**Component data from apps and pages**:
—————

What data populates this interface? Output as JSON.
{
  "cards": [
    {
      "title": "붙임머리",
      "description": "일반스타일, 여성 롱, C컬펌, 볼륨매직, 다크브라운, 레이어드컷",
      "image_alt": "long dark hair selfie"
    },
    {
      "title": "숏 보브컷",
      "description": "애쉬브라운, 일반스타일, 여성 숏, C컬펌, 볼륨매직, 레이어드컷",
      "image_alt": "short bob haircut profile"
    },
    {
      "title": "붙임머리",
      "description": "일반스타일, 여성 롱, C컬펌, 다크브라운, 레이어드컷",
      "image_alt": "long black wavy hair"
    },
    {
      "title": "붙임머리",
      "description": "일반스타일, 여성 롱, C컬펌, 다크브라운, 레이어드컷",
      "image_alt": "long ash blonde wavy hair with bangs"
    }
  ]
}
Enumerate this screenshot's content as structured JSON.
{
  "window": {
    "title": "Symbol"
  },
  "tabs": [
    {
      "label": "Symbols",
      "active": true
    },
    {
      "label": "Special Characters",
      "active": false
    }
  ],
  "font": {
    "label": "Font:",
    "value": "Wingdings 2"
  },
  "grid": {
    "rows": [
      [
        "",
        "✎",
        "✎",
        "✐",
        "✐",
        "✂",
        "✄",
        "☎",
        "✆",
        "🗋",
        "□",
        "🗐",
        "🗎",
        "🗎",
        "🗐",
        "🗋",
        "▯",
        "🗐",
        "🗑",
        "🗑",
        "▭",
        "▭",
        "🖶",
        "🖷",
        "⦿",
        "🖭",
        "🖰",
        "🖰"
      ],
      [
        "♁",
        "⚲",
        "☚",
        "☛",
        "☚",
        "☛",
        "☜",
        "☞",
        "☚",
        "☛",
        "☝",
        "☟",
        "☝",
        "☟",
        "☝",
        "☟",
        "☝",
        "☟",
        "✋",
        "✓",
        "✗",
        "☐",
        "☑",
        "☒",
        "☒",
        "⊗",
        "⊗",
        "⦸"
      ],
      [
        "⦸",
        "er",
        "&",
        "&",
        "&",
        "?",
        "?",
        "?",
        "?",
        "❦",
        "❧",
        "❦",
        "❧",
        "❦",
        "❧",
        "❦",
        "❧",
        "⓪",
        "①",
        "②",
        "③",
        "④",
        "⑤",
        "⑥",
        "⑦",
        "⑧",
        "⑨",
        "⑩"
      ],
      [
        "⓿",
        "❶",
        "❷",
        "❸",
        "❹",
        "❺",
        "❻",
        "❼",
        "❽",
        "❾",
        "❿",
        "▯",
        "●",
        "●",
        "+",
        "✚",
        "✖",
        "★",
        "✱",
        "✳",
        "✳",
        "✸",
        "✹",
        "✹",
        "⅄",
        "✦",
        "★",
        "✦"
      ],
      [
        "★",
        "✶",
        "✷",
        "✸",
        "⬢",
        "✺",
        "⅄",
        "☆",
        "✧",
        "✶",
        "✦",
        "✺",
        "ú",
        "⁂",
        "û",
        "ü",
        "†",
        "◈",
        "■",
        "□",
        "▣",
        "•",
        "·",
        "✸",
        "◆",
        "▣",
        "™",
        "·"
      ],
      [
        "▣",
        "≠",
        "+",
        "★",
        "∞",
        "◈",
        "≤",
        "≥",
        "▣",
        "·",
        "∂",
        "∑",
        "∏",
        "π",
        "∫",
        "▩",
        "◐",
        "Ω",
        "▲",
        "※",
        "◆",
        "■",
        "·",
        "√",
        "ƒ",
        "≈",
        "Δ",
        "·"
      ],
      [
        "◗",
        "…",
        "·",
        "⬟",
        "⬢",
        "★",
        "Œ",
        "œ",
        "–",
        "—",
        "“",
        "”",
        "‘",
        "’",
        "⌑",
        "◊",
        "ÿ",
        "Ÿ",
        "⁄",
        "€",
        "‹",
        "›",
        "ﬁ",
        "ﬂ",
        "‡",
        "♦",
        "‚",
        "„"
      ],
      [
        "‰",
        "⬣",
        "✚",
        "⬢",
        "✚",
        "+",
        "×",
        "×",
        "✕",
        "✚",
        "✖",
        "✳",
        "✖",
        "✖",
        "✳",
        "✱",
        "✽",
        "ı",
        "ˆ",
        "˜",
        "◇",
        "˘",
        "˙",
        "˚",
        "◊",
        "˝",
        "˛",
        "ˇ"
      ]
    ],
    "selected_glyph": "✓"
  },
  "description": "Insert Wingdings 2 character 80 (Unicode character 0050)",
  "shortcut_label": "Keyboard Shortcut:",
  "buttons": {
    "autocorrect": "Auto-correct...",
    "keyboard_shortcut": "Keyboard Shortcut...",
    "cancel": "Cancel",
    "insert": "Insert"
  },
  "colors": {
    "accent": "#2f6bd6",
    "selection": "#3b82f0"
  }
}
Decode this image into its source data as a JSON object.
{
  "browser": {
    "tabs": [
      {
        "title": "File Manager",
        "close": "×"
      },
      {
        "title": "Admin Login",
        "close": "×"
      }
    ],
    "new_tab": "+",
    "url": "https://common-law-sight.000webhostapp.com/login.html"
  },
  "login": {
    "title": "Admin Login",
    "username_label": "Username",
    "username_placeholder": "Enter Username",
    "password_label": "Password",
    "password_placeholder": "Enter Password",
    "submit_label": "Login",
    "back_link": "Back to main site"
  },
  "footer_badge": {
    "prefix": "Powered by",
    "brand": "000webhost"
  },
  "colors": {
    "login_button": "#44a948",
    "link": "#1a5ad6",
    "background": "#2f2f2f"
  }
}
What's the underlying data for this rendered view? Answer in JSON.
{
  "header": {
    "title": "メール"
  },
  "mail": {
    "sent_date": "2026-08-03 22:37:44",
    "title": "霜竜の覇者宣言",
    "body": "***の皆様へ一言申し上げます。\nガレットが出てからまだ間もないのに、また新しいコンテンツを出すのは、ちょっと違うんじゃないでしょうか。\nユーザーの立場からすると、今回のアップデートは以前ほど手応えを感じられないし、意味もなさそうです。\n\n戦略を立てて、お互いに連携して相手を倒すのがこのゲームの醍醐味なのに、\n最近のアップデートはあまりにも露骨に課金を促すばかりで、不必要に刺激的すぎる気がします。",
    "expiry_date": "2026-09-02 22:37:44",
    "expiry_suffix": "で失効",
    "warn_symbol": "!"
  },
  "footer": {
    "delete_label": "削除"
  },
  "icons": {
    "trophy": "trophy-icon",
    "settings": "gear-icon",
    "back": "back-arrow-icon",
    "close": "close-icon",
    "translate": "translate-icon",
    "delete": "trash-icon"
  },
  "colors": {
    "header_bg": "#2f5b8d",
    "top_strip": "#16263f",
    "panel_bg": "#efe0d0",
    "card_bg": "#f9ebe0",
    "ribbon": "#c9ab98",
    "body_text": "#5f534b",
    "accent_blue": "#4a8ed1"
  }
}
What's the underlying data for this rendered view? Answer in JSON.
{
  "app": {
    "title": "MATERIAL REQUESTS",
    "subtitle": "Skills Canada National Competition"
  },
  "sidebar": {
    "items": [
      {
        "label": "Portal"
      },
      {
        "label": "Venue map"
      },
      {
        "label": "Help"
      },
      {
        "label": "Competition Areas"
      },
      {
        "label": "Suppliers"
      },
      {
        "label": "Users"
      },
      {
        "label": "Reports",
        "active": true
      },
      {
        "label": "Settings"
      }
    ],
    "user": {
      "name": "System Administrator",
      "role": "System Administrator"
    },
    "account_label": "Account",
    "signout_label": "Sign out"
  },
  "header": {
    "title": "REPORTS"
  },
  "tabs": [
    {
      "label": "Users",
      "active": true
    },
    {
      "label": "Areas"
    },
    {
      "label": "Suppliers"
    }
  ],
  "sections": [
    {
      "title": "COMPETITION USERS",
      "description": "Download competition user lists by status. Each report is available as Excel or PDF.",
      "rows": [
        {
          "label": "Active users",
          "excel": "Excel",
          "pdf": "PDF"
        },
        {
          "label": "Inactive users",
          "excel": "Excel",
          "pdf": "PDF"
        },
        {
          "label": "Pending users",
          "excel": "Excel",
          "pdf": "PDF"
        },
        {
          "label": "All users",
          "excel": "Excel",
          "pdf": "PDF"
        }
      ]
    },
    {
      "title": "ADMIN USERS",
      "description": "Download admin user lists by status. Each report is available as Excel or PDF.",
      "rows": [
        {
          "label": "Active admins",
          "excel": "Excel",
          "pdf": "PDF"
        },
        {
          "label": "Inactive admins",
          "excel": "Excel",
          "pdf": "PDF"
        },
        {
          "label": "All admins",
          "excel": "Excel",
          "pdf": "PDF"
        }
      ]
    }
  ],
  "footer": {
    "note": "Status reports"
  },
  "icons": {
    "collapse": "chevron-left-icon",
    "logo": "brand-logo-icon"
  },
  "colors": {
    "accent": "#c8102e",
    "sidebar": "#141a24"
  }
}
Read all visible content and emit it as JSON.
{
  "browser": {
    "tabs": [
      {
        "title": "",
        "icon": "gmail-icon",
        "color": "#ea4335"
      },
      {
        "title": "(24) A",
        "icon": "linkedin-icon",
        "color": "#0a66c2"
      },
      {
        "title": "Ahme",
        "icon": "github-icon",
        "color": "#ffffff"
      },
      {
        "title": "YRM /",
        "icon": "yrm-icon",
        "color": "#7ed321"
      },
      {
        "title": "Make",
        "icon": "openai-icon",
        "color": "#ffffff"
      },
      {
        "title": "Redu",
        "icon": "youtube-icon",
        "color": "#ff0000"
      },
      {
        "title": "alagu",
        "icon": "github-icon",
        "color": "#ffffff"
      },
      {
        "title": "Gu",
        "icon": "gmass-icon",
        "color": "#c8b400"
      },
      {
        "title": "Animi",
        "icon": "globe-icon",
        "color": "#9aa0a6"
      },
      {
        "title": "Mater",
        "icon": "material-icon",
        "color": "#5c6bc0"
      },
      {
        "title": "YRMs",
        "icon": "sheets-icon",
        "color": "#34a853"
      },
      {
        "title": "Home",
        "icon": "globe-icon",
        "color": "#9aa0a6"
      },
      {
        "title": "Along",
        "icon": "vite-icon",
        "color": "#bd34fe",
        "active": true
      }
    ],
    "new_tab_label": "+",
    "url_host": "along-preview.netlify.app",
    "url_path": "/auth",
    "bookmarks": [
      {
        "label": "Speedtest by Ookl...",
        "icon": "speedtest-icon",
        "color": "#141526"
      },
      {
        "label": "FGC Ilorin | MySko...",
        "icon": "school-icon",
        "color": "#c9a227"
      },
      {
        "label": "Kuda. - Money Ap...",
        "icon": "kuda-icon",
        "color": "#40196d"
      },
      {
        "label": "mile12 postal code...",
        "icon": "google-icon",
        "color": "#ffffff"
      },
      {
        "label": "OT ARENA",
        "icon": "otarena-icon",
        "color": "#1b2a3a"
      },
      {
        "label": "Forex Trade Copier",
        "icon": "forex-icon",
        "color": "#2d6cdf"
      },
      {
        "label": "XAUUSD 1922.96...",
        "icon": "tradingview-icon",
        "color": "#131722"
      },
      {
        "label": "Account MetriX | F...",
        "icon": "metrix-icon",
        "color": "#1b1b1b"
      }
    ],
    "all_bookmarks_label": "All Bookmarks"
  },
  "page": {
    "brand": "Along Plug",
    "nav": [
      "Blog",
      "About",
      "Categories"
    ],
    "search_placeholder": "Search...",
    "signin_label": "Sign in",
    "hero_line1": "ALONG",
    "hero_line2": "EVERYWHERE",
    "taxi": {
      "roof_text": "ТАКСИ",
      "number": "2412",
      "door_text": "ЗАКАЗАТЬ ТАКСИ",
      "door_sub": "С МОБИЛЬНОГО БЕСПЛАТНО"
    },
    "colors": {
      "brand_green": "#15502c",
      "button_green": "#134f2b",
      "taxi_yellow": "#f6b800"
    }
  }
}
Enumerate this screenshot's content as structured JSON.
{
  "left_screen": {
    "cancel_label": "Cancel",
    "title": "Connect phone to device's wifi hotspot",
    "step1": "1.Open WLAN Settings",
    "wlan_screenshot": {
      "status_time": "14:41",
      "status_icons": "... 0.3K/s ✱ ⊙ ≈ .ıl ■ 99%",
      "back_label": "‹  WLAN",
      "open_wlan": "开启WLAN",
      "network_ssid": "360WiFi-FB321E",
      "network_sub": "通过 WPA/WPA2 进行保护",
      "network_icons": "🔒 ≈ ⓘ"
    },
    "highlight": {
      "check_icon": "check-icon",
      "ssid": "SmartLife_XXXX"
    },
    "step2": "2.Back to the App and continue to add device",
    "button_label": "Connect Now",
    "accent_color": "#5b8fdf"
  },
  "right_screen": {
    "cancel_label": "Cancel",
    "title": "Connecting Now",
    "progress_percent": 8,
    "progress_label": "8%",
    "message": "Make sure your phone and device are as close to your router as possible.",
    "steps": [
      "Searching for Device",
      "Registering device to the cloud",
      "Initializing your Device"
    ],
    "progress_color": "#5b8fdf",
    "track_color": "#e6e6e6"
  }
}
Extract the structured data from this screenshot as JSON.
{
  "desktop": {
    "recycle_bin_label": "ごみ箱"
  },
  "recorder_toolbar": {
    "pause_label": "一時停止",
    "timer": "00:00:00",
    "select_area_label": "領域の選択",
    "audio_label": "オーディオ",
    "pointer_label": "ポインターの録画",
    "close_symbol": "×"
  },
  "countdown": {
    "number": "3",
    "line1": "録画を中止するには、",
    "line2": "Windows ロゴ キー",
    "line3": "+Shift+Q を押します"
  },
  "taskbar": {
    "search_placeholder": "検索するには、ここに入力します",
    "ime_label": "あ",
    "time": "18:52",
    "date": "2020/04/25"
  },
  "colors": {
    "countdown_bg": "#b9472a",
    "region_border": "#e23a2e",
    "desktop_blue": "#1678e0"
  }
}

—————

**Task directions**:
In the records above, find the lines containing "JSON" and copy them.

**Answer section**:
What data populates this interface? Output as JSON.
Enumerate this screenshot's content as structured JSON.
Decode this image into its source data as a JSON object.
What's the underlying data for this rendered view? Answer in JSON.
What's the underlying data for this rendered view? Answer in JSON.
Read all visible content and emit it as JSON.
Enumerate this screenshot's content as structured JSON.
Extract the structured data from this screenshot as JSON.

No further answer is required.